St Clair-Erskine is the 7th Earl of Rosslyn; his ancestors built the abundantly decorated, esoteric chapel in the 15th century. Any medieval stained glass that might have been in situ disappeared in the Reformation. The chapel became famous when Walter Scott’s bestseller The Lay of the Last Minstrel (1805) dramatised the myth that when a St Clair-Erskine died, the chapel would burst into flames. (‘Not a prophecy we set any store by,’ Helen says.) Visitors from Edinburgh came by coach and horse. But by the time the current Earl inherited the chapel in 1977 it was ‘rather niche, dark and damp, with algae beginning to grow inside,’ remembers Helen. ‘We really wanted to bring it back to what it should be.’ They set up a trust and started a process of conservation by covering the roof with a canopy in 1995 to prevent further rain damage, but £10 million was needed.

Light is reflected from Tilson’s stained-glass window on to one of the chapel walls. Photo courtesy Rosslyn Chapel

Then a certain Dan Brown visited, and the chapel’s history began another cycle. His thriller The Da Vinci Code (2003), in which some vital symbolism is discovered in the chapel, reignited worldwide interest; the coaches of visitors from Edinburgh were back. Tom Hanks and Audrey Tautou filmed part of the big-screen adaptation on location there, and Helen, whose background is in art history (she wrote and presented the BBC series Bought with Love: The Secret History of British Art Collections in 2013), embarked on a fundraising lecture tour in the United States. With support from the Heritage Lottery Fund, as well as many paying visitors, a marvellous restoration of the chapel was completed. Warm (or warmer), watertight and well lit, it resounded with the songs of a choir of local children at its official opening in 2012, in the presence of Camilla, then Duchess of Cornwall.

The window was a celebration of this achievement, and of 25 years of the Rosslyn Chapel Trust. Helen Rosslyn, who is currently director of the London Original Print Fair, liked Tilson and admires his work, and felt instinctively there was a fit. ‘He was a wonderful printmaker, and a great maker, with such a range of different skills.’

Tilson trained in joinery and carpentry at the Brixton School of Building at the age of 13. After national service, he went on to be at the heart of the so-called youthquake, studying at St Martins and the Royal College and representing Britain at the Venice Biennale in 1964. He had a lifelong love of Italy, living as a newlywed in Sicily, then establishing homes and studios in Tuscany and Venice, developing techniques like impasto in sand and wood – as seen in his Le Crete Senesi series (1995), inspired by the chalk hills around Siena – and spending time in the factories of Murano. His prints meld ancient patterns of marquetry and tilework with his bright ’60s geometry in a fusion that seems utterly natural.

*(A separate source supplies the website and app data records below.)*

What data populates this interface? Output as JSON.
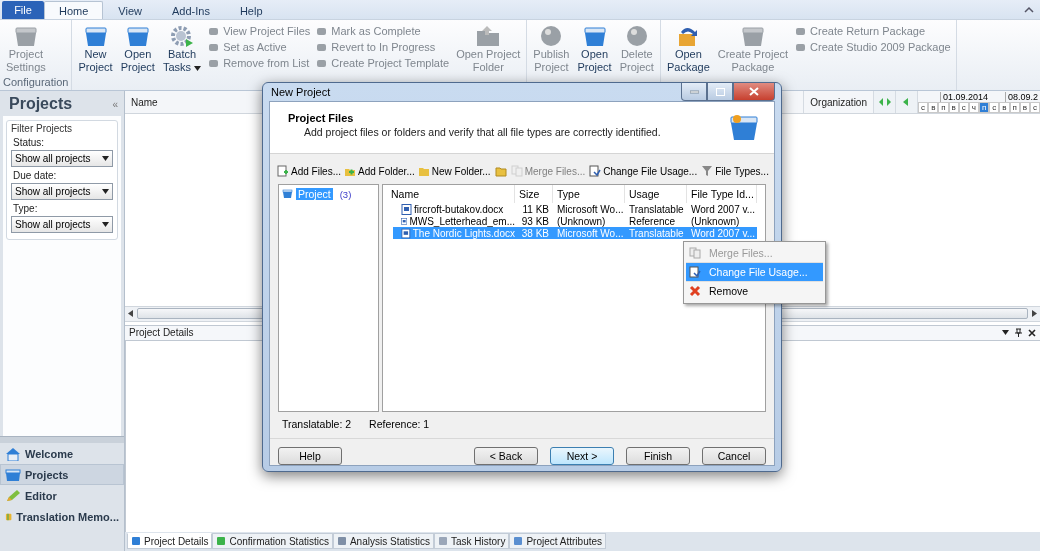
{
  "ribbon": {
    "tabs": [
      {
        "label": "File",
        "kind": "file",
        "selected": false
      },
      {
        "label": "Home",
        "kind": "tab",
        "selected": true
      },
      {
        "label": "View",
        "kind": "tab",
        "selected": false
      },
      {
        "label": "Add-Ins",
        "kind": "tab",
        "selected": false
      },
      {
        "label": "Help",
        "kind": "tab",
        "selected": false
      }
    ],
    "groups": [
      {
        "label": "Configuration",
        "items": [
          {
            "kind": "large",
            "lines": [
              "Project",
              "Settings"
            ],
            "disabled": true,
            "dropdown": false
          }
        ]
      },
      {
        "items": [
          {
            "kind": "large",
            "lines": [
              "New",
              "Project"
            ],
            "disabled": false,
            "dropdown": false
          },
          {
            "kind": "large",
            "lines": [
              "Open",
              "Project"
            ],
            "disabled": false,
            "dropdown": false
          },
          {
            "kind": "large",
            "lines": [
              "Batch",
              "Tasks"
            ],
            "disabled": false,
            "dropdown": true
          },
          {
            "kind": "small",
            "entries": [
              {
                "label": "View Project Files",
                "disabled": true
              },
              {
                "label": "Set as Active",
                "disabled": true
              },
              {
                "label": "Remove from List",
                "disabled": true
              }
            ]
          },
          {
            "kind": "small",
            "entries": [
              {
                "label": "Mark as Complete",
                "disabled": true
              },
              {
                "label": "Revert to In Progress",
                "disabled": true
              },
              {
                "label": "Create Project Template",
                "disabled": true
              }
            ]
          },
          {
            "kind": "large",
            "lines": [
              "Open Project",
              "Folder"
            ],
            "disabled": true,
            "dropdown": false
          }
        ]
      },
      {
        "items": [
          {
            "kind": "large",
            "lines": [
              "Publish",
              "Project"
            ],
            "disabled": true,
            "dropdown": false
          },
          {
            "kind": "large",
            "lines": [
              "Open",
              "Project"
            ],
            "disabled": false,
            "dropdown": false
          },
          {
            "kind": "large",
            "lines": [
              "Delete",
              "Project"
            ],
            "disabled": true,
            "dropdown": false
          }
        ]
      },
      {
        "items": [
          {
            "kind": "large",
            "lines": [
              "Open",
              "Package"
            ],
            "disabled": false,
            "dropdown": false
          },
          {
            "kind": "large",
            "lines": [
              "Create Project",
              "Package"
            ],
            "disabled": true,
            "dropdown": false
          },
          {
            "kind": "small",
            "entries": [
              {
                "label": "Create Return Package",
                "disabled": true
              },
              {
                "label": "Create Studio 2009 Package",
                "disabled": true
              }
            ]
          }
        ]
      }
    ]
  },
  "sidebar": {
    "title": "Projects",
    "collapse": "«",
    "filter": {
      "title": "Filter Projects",
      "fields": [
        {
          "label": "Status:",
          "value": "Show all projects"
        },
        {
          "label": "Due date:",
          "value": "Show all projects"
        },
        {
          "label": "Type:",
          "value": "Show all projects"
        }
      ]
    },
    "nav": [
      {
        "label": "Welcome",
        "selected": false
      },
      {
        "label": "Projects",
        "selected": true
      },
      {
        "label": "Editor",
        "selected": false
      },
      {
        "label": "Translation Memo...",
        "selected": false
      }
    ]
  },
  "grid": {
    "columns": [
      "Name",
      "Organization"
    ],
    "calendar": {
      "dates": [
        "01.09.2014",
        "08.09.2"
      ],
      "days": [
        {
          "label": "с",
          "selected": false
        },
        {
          "label": "в",
          "selected": false
        },
        {
          "label": "п",
          "selected": false
        },
        {
          "label": "в",
          "selected": false
        },
        {
          "label": "с",
          "selected": false
        },
        {
          "label": "ч",
          "selected": false
        },
        {
          "label": "п",
          "selected": true
        },
        {
          "label": "с",
          "selected": false
        },
        {
          "label": "в",
          "selected": false
        },
        {
          "label": "п",
          "selected": false
        },
        {
          "label": "в",
          "selected": false
        },
        {
          "label": "с",
          "selected": false
        }
      ]
    }
  },
  "details": {
    "title": "Project Details",
    "tabs": [
      {
        "label": "Project Details",
        "selected": true
      },
      {
        "label": "Confirmation Statistics",
        "selected": false
      },
      {
        "label": "Analysis Statistics",
        "selected": false
      },
      {
        "label": "Task History",
        "selected": false
      },
      {
        "label": "Project Attributes",
        "selected": false
      }
    ]
  },
  "dialog": {
    "title": "New Project",
    "header": {
      "title": "Project Files",
      "description": "Add project files or folders and verify that all file types are correctly identified."
    },
    "toolbar": [
      {
        "kind": "button",
        "label": "Add Files...",
        "disabled": false
      },
      {
        "kind": "button",
        "label": "Add Folder...",
        "disabled": false
      },
      {
        "kind": "button",
        "label": "New Folder...",
        "disabled": false
      },
      {
        "kind": "separator"
      },
      {
        "kind": "icon",
        "disabled": false
      },
      {
        "kind": "separator"
      },
      {
        "kind": "button",
        "label": "Merge Files...",
        "disabled": true
      },
      {
        "kind": "separator"
      },
      {
        "kind": "button",
        "label": "Change File Usage...",
        "disabled": false
      },
      {
        "kind": "separator"
      },
      {
        "kind": "button",
        "label": "File Types...",
        "disabled": false
      }
    ],
    "tree": [
      {
        "label": "Project",
        "count": "(3)",
        "selected": true
      }
    ],
    "files": {
      "columns": [
        "Name",
        "Size",
        "Type",
        "Usage",
        "File Type Id..."
      ],
      "rows": [
        {
          "cells": [
            "fircroft-butakov.docx",
            "11 KB",
            "Microsoft Wo...",
            "Translatable",
            "Word 2007 v..."
          ],
          "selected": false
        },
        {
          "cells": [
            "MWS_Letterhead_em...",
            "93 KB",
            "(Unknown)",
            "Reference",
            "(Unknown)"
          ],
          "selected": false
        },
        {
          "cells": [
            "The Nordic Lights.docx",
            "38 KB",
            "Microsoft Wo...",
            "Translatable",
            "Word 2007 v..."
          ],
          "selected": true
        }
      ]
    },
    "summary": [
      "Translatable: 2",
      "Reference: 1"
    ],
    "buttons": [
      {
        "label": "Help",
        "focused": false
      },
      {
        "label": "< Back",
        "focused": false
      },
      {
        "label": "Next >",
        "focused": true
      },
      {
        "label": "Finish",
        "focused": false
      },
      {
        "label": "Cancel",
        "focused": false
      }
    ],
    "context_menu": [
      {
        "label": "Merge Files...",
        "disabled": true,
        "selected": false
      },
      {
        "label": "Change File Usage...",
        "disabled": false,
        "selected": true
      },
      {
        "label": "Remove",
        "disabled": false,
        "selected": false
      }
    ]
  }
}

Joe Tilson’s watercolour design for the Rosslyn Chapel window, 2020. Courtesy Cristea Roberts

In 2019 he contributed a 36-panel stained-glass work to the Royal Academy summer exhibition, Finestra Venezia, which won the top prize: the Charles Wollaston award. The simplicity of Tilson’s style had reached a kind of apex in his print series The Stones of Venice (2014–23). Working remotely with the conservator Mark Bambrough and his Scottish Glass Studios in Glasgow, Tilson finished the window in 2021. A range of his prints, which ‘speak the same language’ as the window, will be on display and for sale by Cristea Roberts Gallery at the London Original Print Fair this month.

‘Some see a Saltire in the window, others a Venetian ogee,’ says Helen. ‘It’s rather fitting because the chapel is full of so many stories in the stonework, but you’re never quite sure what they are, angels playing the bagpipes and elephants and camels, and so on.’ It’s fitting that a respected 20th-century artist has added a new abstraction. ‘The first rule with a 15th-century chapel, of course, is: don’t mess it up,’ says Helen. ‘We love the window’s timeless quality. And I think, although Joe wasn’t conventionally religious, there is a spirituality to it as well.’

The 39th London Original Print Fair is at Somerset House from 21–24 March; Helen Rosslyn will be in conversation with Sophie Lindo, talking about the window and Joe Tilson, on Sunday 24 March at 2pm.